1. Your brain produces better work when you’re tired.

Have you ever noticed that you seem to be more productive and creative when you procrastinate? Especially when it is late at night, your brain is fuzzy, and the assignment is due the day after? Not that it is a good habit, but your hypothesis is probably correct. Even though the fact that your brain is fuzzed out contradicts this point, it is actually the opposite. Late at night, your brain doesn’t filter out distractions, and has a hard time connecting two concepts together. Consequently, your brain becomes more creative due to the increase of connecting the dots and thinking in a different way.

2. We tend to like people who make mistakes more often.

According to the Pratfall effect, people who make mistakes are more likable than those who don’t. Making mistakes helps people seem more human, which makes them more relatable to another person. People who tend to be “utterly perfect” seem as though they have higher standards than “regular human beings,” therefore creating a situation in which it seems almost impossible to create a friendship. According to neuronation.com, “perfection creates distance and an unattractive air of invincibility,” which tends to repel interaction between two people, making a relationship impossible to obtain.

3. Naps improve your brain’s functionality throughout the day.

Taking a nap for even five minutes drastically improves our daily routine. Sleeping pushes memories in the short term memory into the long term. In a study by neuronation.com, participants were to memorize a set of cards and later, had a 40 minute break where one group took a nap and one stayed awake. The group that napped remembered 85% of the patterns and in contrast, the group that had stayed awake received an average accuracy of 60%. So, if one wishes to retain and trap information, napping is a great way to execute their goal.

In conclusion, the brain is a wonderful aspect of the human body that retains many interesting facts waiting to be unlocked.
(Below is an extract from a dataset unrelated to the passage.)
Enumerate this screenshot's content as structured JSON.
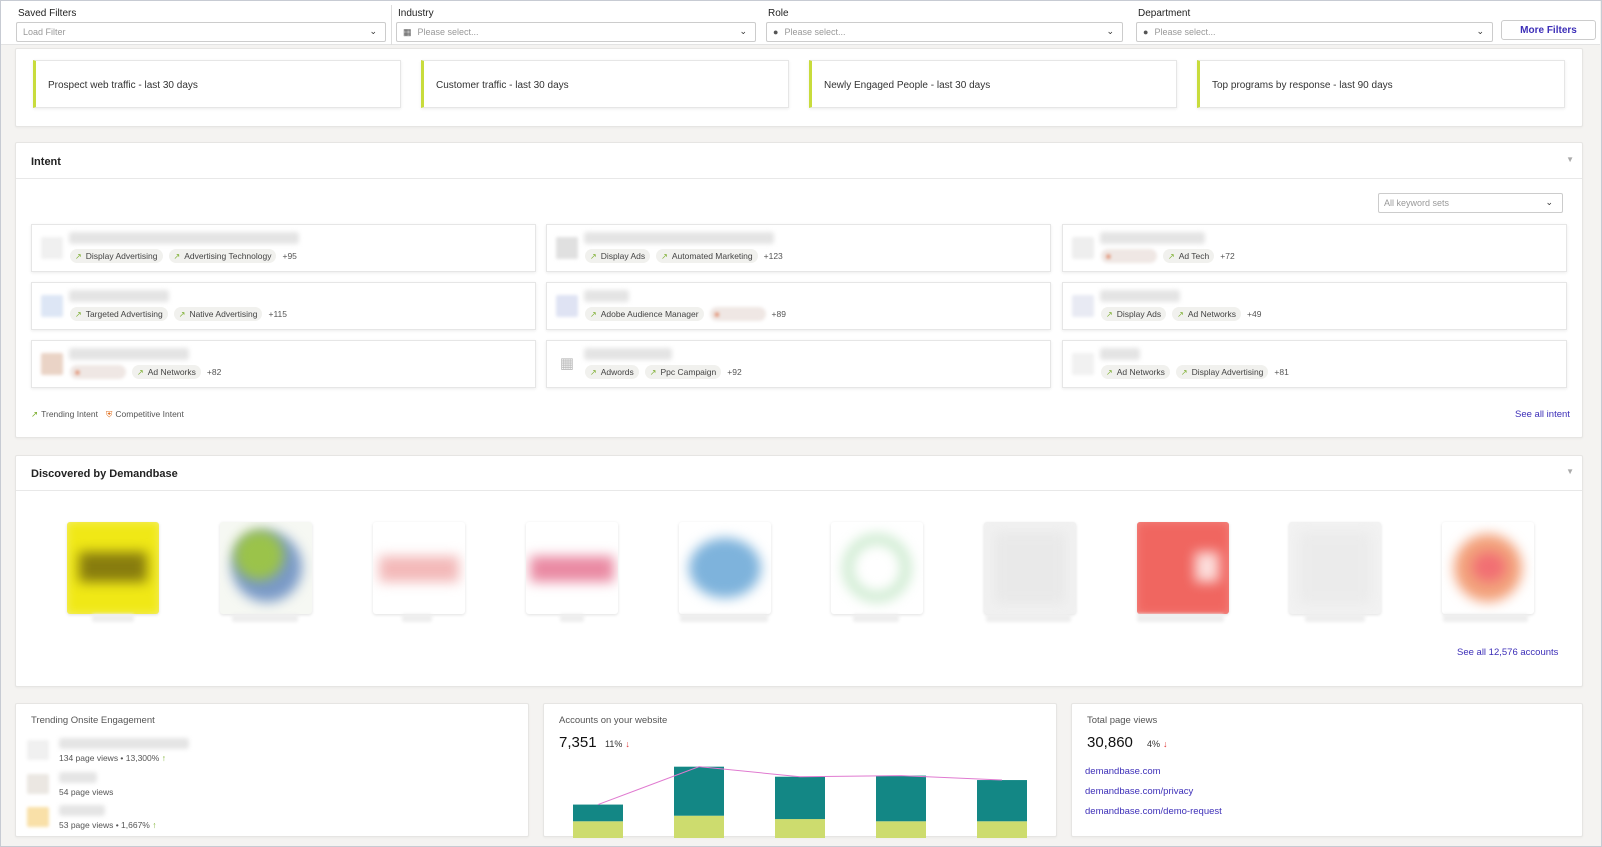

The first step towards unlocking those facts is to accept our brains as an amazing physical—and mental—feature of our human anatomy.